You are very welcome kgs. I am glad it worked out for you. Thanks for the positive posts. Happy brewing!!!
JMB - nice build! Can you give me any insight as to what Im in for if I need to relocate the light/thermo housing in order to have the twoer more forward? It appears that it would be just electrical wires and housing...?
meegwell, i didn't have to mess with the housing at all. I drilled from the inside out. Others have worked from the outside in and temporarily disconnect the housing so they don't accidentally drill into it. I have seen pictures from these conversions. It doesn't look impossible. you would just have to be very careful not to cut the wires. what are you actually trying to achieve? Are you mounting a tower on top and want it in the middle or trying to position the refig under a counter? The reason I am asking is to get a better understanding so i can offer a suggestion.
Thanks for the reply. The fridge will sit under a bar which extends out to about the midway point front to back...about twn inches. So, the tower needs to be at least ten inches from the back of the fridge, placing it on the front half, just past center. (Talking front to back of the top of the fridge.). This is basically right on top of the light/thermos unit on the ceiling of the box.

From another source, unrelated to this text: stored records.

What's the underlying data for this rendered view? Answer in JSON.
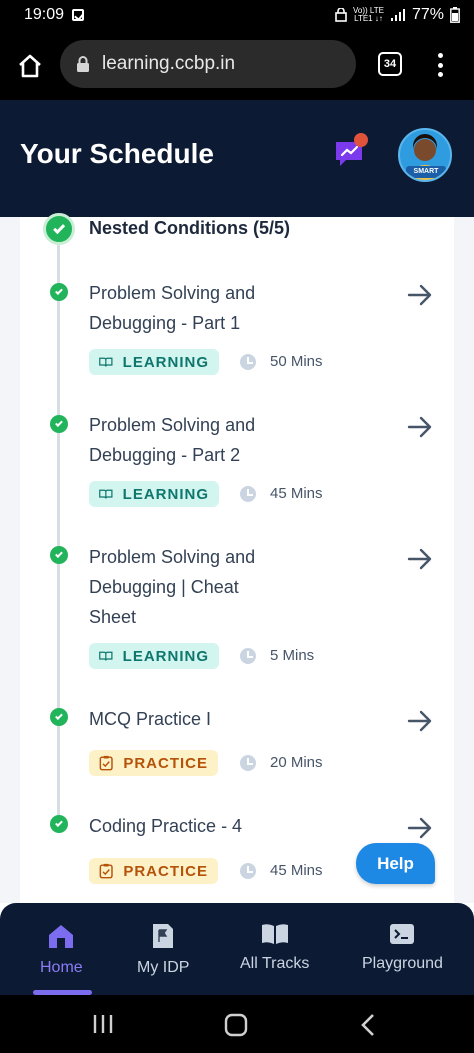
{
  "status_bar": {
    "time": "19:09",
    "network_line1": "Vo)) LTE",
    "network_line2": "LTE1 ↓↑",
    "battery": "77%"
  },
  "browser": {
    "url": "learning.ccbp.in",
    "tab_count": "34"
  },
  "header": {
    "title": "Your Schedule",
    "avatar_badge": "SMART"
  },
  "section": {
    "title": "Nested Conditions (5/5)"
  },
  "items": [
    {
      "title": "Problem Solving and Debugging - Part 1",
      "tag": "LEARNING",
      "duration": "50 Mins"
    },
    {
      "title": "Problem Solving and Debugging - Part 2",
      "tag": "LEARNING",
      "duration": "45 Mins"
    },
    {
      "title": "Problem Solving and Debugging | Cheat Sheet",
      "tag": "LEARNING",
      "duration": "5 Mins"
    },
    {
      "title": "MCQ Practice I",
      "tag": "PRACTICE",
      "duration": "20 Mins"
    },
    {
      "title": "Coding Practice - 4",
      "tag": "PRACTICE",
      "duration": "45 Mins"
    }
  ],
  "help_button": "Help",
  "bottom_nav": [
    {
      "label": "Home",
      "icon": "home-icon",
      "active": true
    },
    {
      "label": "My IDP",
      "icon": "document-flag-icon",
      "active": false
    },
    {
      "label": "All Tracks",
      "icon": "book-icon",
      "active": false
    },
    {
      "label": "Playground",
      "icon": "terminal-icon",
      "active": false
    }
  ],
  "colors": {
    "header_bg": "#0c1a33",
    "success_green": "#22b45a",
    "learning_tag_bg": "#d3f5ef",
    "learning_tag_text": "#0f766e",
    "practice_tag_bg": "#fdf1c7",
    "practice_tag_text": "#b45309",
    "active_nav": "#8b7cf6",
    "help_button": "#1e88e5"
  }
}
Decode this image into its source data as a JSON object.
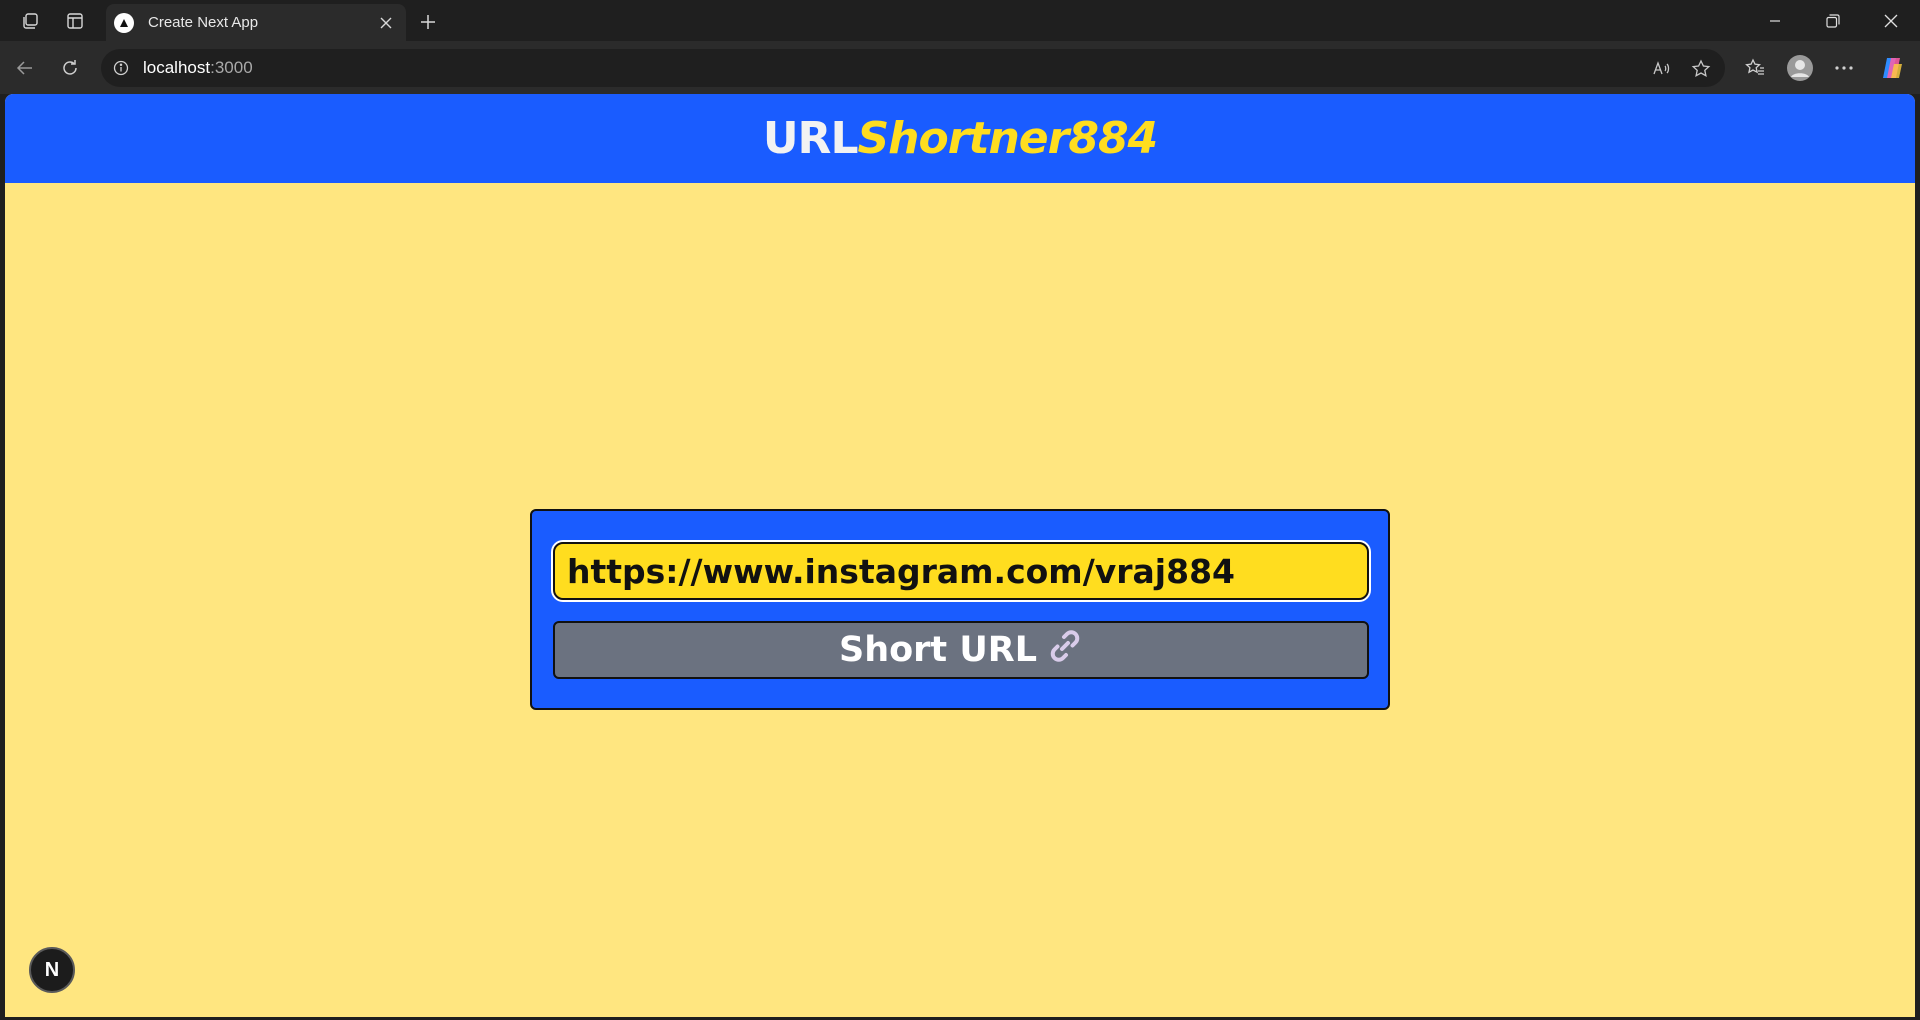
{
  "browser": {
    "tab_title": "Create Next App",
    "address_host": "localhost",
    "address_port": ":3000"
  },
  "header": {
    "brand_main": "URL",
    "brand_accent": "Shortner884"
  },
  "form": {
    "url_value": "https://www.instagram.com/vraj884",
    "submit_label": "Short URL",
    "submit_icon": "link-icon"
  },
  "dev_badge": {
    "label": "N"
  },
  "colors": {
    "header_bg": "#1a5cff",
    "page_bg": "#ffe680",
    "accent_yellow": "#ffdd1f",
    "button_gray": "#6b7280"
  }
}
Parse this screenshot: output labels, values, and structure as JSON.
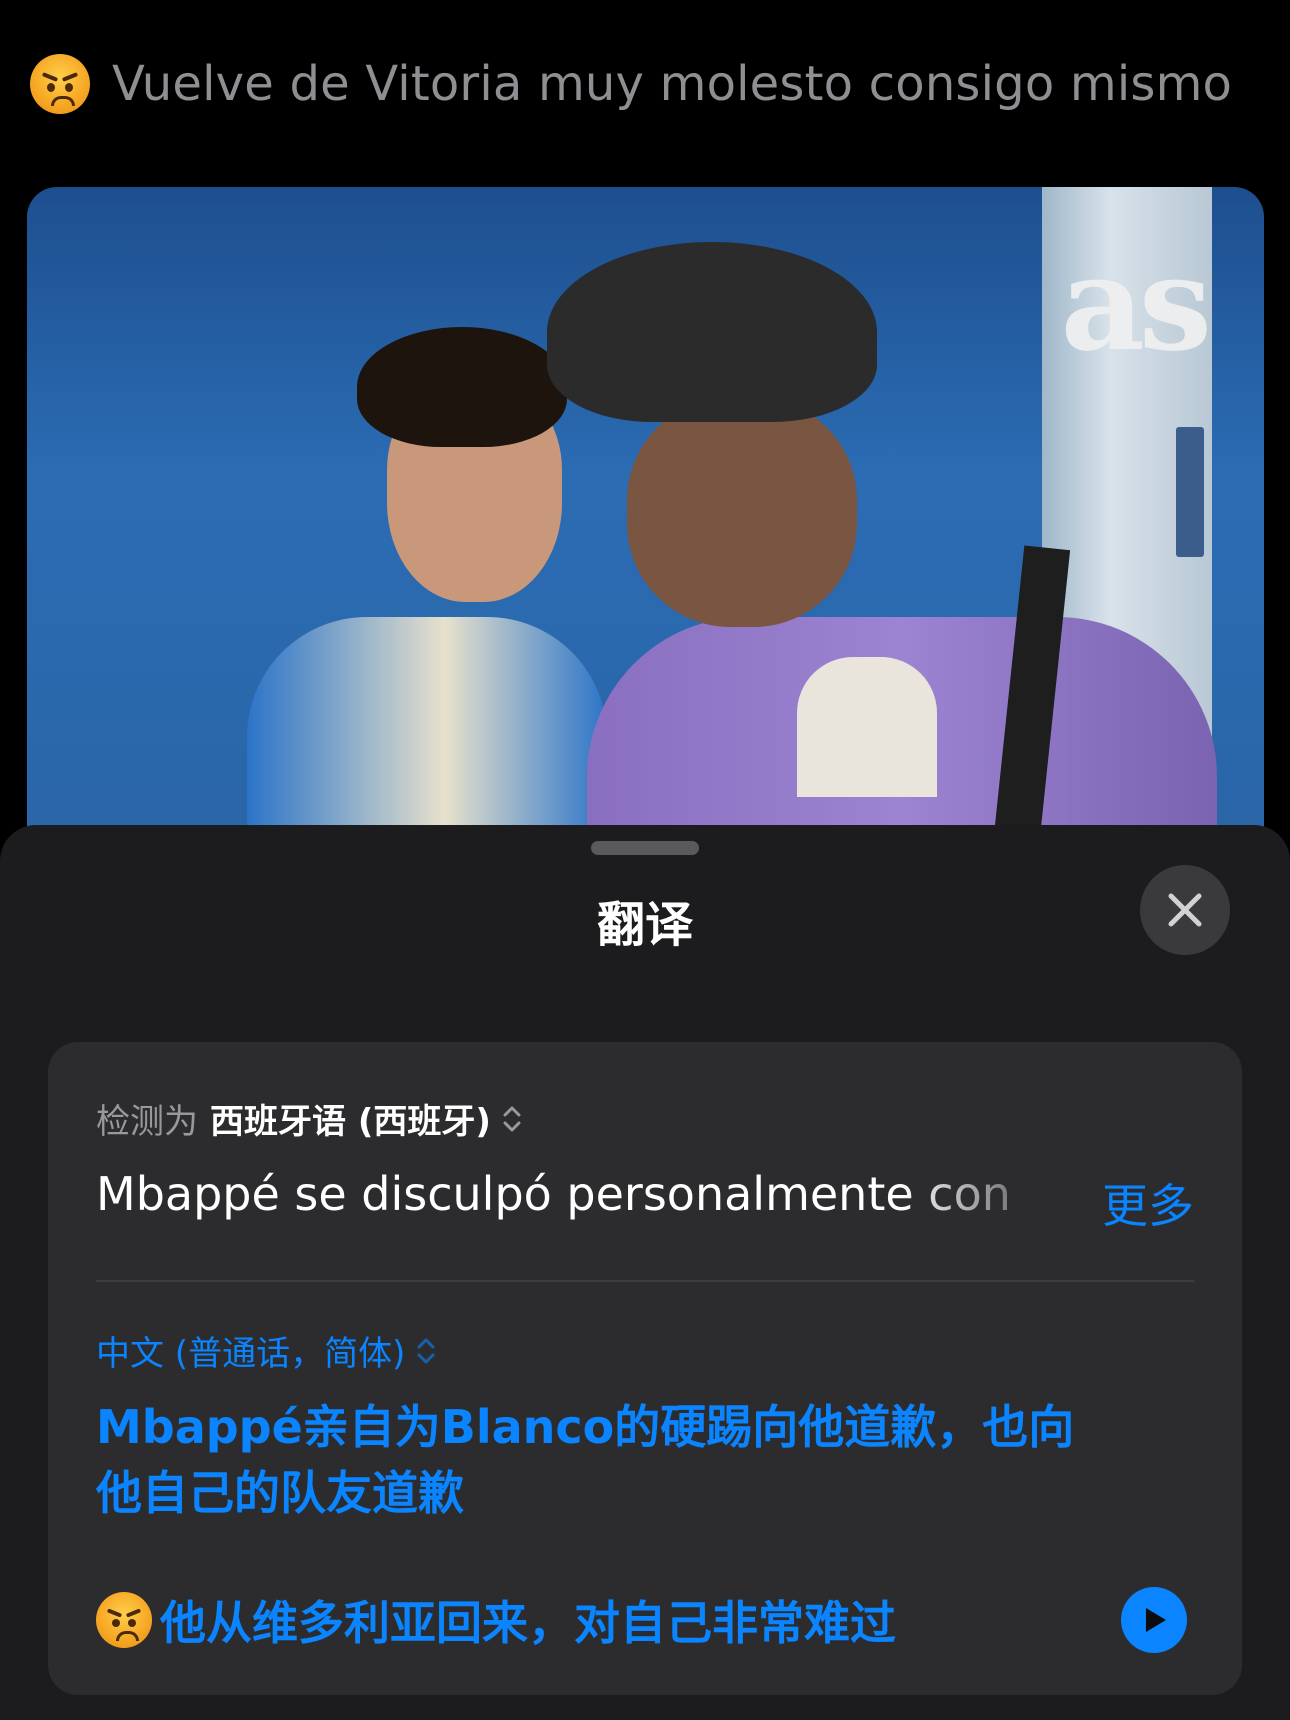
{
  "tweet": {
    "emoji_icon": "angry-face-icon",
    "text": "Vuelve de Vitoria muy molesto consigo mismo"
  },
  "photo": {
    "watermark": "as"
  },
  "sheet": {
    "title": "翻译",
    "close_icon": "close-icon",
    "source": {
      "detected_prefix": "检测为",
      "language": "西班牙语 (西班牙)",
      "text": "Mbappé se disculpó personalmente con",
      "more_label": "更多"
    },
    "target": {
      "language": "中文 (普通话，简体)",
      "text_line1": "Mbappé亲自为Blanco的硬踢向他道歉，也向他自己的队友道歉",
      "text_line2": "他从维多利亚回来，对自己非常难过"
    },
    "play_icon": "play-icon"
  },
  "colors": {
    "accent": "#0a84ff",
    "sheet_bg": "#1c1c1e",
    "card_bg": "#2c2c2e",
    "muted_text": "#8e8e93"
  }
}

I dont mind cutting, extending and splicing electrical wires and duct tape the housing off to the side if need be...i am hoping there are no coolant lines that run into that center housing....my guess is no if its just the light and the thermostat. Does it look like the housing of that unit would come off with some tools and force?
meegwell, the housing comes off with three screws. Check out this link that i found. http://www.kegkits.com/kegerator4.htm It has a picture with the screws removed. looks as if you could potentially move the tower forward a bit to where the light would be or carefully cut the top interior, move the wires and center the tower.
Thanks again. It looks like with the wiring going to the front and the cooling element along the very front, this might be difficult. My plan B is to put it off center to the right in the back, facing toward the middle (a corner tap) - this would work since the box will sit at the inside corner of an L shaped bar. The tap would then be at the corner of the bar, cornered, so to say.
have you had any troubles getting the beer to cold crash or serving temp (35-45F)? I find that my mini fridge cant handle the mass of a keg and co2 tank and it struggles to get below 50....a real drag. I will pick up this fridge if you havent had any cooling issues!
No, I have not. I maintain 38 degrees; I have a Johnson Controls Digital Temperature controller. This gives me quite a bit of flexibility.
"In the middle of the last step I created the custom shaft/false top hold down and mounted it in between the tower wood mount and false base."

How did you cut the pieces for this step?
Very carefully with my chop saw. I initially used a longer shaft in order to hold the assembly in the chop saw to cut the top off. I then cut the shaft to the appropriate length. Make the shaft like three feet long. I placed shims below and toward the back of the saw so that i could use the shaft to aline the top to the blade. Once positioned you will get a nice straight cut. The long shaft enables you to position and safely hold the assembly. I hope I explained this clearly. If not, let me know and I will try again. : ) Happy Brewing my friend.
I am about to add a temp controller to my Danby 440 and I like the idea of your access hole. I am curious as to how you plug the dead space to prevent the temp escaping through the tube.
Nice custom top. Good reminder that your not constrained to the real estate on the fridge top. The tile was a nice touch too.